1.188 I am also surprised, fellow citizens, that you who hate the brothel-keeper propose to let the willing prostitute go free. And it seems that a man who is not to be permitted to be a candidate for election by lot for the priesthood of any god, as being impure of body as that is defined by the laws, this same man is to write in our decrees prayers to the August GoddessesThe Eumenides. in behalf of the state. Why then do we wonder at the futility of our public acts, when the names of such public men as this stand at the head of the people's decrees? And shall we send abroad as ambassador a man who has lived shamefully at home, and shall we continue to trust that man in matters of the greatest moment? What would he not sell who has trafficked in the shame of his own body? Whom would he pity who has had no pity on himself? " 1.190 Many men of this sort you could find who have overthrown cities and have fallen into the greatest misfortunes themselves. For you must not imagine, fellow citizens, that the impulse to wrong doing is from the gods; nay, rather, it is from the wickedness of men; nor that ungodly men are, as in tragedy, driven and chastised by the FuriesThe Furies (Poenae) are gods of punishment, more definitely personified in the Erinyes. The hearers would be reminded of the chasing of Orestes in the Eumenidesof Aeschylus. with blazing torches in their hands.

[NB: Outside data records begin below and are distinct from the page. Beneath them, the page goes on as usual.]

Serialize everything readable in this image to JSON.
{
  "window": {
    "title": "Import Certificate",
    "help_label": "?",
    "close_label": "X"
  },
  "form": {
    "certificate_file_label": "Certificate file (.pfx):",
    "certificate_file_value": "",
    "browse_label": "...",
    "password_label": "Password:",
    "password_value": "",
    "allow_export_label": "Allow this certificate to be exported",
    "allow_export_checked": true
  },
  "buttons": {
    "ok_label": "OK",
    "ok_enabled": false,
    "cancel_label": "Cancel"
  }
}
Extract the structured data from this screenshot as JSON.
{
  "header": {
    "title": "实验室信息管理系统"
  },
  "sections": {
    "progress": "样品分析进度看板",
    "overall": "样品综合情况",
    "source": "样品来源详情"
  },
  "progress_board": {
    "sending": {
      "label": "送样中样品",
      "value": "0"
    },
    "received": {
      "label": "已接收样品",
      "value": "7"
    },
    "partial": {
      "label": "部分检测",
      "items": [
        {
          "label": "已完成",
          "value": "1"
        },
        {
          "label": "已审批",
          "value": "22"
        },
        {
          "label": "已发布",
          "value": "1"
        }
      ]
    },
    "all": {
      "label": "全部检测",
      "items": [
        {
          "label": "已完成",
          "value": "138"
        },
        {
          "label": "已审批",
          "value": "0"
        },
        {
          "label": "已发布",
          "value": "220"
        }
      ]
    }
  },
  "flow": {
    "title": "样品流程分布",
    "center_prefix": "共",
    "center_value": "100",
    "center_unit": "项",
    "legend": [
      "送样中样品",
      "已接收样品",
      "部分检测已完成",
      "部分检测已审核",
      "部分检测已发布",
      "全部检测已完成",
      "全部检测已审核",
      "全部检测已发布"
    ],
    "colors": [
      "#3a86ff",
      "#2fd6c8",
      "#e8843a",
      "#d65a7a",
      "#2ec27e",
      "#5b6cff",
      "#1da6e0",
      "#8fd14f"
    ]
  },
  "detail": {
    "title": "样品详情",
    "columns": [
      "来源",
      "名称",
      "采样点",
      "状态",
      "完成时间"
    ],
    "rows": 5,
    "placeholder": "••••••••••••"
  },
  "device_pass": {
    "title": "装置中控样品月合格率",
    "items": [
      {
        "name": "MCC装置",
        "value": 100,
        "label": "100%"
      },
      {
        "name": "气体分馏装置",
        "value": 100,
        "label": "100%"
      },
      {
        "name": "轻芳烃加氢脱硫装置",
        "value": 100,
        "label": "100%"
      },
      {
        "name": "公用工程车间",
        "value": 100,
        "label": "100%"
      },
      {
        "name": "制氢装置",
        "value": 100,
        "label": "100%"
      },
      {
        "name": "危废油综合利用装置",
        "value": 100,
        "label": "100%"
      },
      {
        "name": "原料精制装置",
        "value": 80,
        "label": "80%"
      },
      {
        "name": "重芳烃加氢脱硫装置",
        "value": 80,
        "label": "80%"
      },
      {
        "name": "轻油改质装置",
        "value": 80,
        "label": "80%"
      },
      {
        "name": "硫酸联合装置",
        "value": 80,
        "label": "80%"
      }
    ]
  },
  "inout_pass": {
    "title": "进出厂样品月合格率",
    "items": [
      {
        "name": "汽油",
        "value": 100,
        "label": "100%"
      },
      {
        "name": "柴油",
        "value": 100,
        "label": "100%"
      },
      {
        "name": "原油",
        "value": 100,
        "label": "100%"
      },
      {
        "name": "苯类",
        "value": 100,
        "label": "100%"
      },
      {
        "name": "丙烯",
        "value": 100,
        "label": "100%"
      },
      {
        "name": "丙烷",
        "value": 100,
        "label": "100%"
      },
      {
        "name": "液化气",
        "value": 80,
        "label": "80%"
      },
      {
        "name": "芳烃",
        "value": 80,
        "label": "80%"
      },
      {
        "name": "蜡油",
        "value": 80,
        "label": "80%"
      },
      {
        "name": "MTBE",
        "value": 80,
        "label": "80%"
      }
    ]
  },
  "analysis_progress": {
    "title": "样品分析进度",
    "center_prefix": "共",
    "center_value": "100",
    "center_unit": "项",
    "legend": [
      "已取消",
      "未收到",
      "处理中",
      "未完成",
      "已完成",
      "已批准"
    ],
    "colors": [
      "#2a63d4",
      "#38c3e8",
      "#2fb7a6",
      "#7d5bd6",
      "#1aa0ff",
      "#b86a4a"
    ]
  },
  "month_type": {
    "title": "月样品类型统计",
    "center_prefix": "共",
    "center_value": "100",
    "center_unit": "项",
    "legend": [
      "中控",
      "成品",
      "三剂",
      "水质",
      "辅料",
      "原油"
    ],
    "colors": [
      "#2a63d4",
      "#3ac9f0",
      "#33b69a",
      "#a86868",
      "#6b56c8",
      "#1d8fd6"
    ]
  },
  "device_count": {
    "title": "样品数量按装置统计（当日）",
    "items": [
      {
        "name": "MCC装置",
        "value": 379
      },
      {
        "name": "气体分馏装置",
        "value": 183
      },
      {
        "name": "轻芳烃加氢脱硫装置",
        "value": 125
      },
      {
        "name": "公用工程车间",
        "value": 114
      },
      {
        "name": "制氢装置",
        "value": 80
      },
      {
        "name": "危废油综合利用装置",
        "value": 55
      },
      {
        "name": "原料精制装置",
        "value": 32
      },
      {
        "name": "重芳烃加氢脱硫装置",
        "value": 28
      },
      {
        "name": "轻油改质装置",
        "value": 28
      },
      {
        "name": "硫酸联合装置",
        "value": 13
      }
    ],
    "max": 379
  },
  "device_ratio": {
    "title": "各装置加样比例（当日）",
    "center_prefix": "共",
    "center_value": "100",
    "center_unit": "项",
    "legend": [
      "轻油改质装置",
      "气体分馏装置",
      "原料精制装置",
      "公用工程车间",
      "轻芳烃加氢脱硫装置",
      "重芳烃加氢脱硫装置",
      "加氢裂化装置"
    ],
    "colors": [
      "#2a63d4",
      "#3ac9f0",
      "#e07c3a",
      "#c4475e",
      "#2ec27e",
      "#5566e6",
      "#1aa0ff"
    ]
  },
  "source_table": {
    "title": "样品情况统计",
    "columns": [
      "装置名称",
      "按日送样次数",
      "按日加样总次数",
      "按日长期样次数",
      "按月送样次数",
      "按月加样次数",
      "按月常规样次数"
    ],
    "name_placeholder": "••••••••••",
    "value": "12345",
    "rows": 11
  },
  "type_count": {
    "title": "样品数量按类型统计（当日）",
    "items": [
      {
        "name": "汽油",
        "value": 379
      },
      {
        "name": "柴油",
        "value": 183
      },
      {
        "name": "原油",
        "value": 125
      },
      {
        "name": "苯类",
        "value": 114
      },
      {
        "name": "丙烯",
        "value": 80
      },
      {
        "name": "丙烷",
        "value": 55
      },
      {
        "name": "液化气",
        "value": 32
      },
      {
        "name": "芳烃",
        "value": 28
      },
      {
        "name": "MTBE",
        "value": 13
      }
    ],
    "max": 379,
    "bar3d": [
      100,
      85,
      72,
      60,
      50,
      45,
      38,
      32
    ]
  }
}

2.153 But in public affairs I have become exceedingly entangled with a cheat and rascal, who not even by accident can speak a truthful word. No: when he is lying, first comes an oath by his shameless eyes, and things that never happened he not only presents as facts, but he even tells the day on which they occurred; and he invents the name of some one who happened to be there, and adds that too, imitating men who speak the truth. But we who are innocent are fortunate in one thing, that he has no intelligence with which to supplement the trickery of his character and his knack of putting words together. For think what a combination of folly and ignorance there must be in the man who could invent such a lie against me as that about the Olynthian woman, such a lie that you shut him up in the midst of his speech. For he was slandering a man who is the farthest removed from any such conduct, and that in the presence of men who know.
2.183 A word more and I have done. One thing was in my power, fellow citizens: to do you no wrong. But to be free from accusation, that was a thing which depended upon fortune, and fortune cast my lot with a slanderer, a barbarian, who cared not for sacrifices nor libations nor the breaking of bread together; nay, to frighten all who in time to come might oppose him, he has fabricated a false charge against us and come in here. If, therefore, you are willing to save those who have laboured together with you for peace and for your security, the common good will find champions in abundance, ready to face danger in your behalf.'" None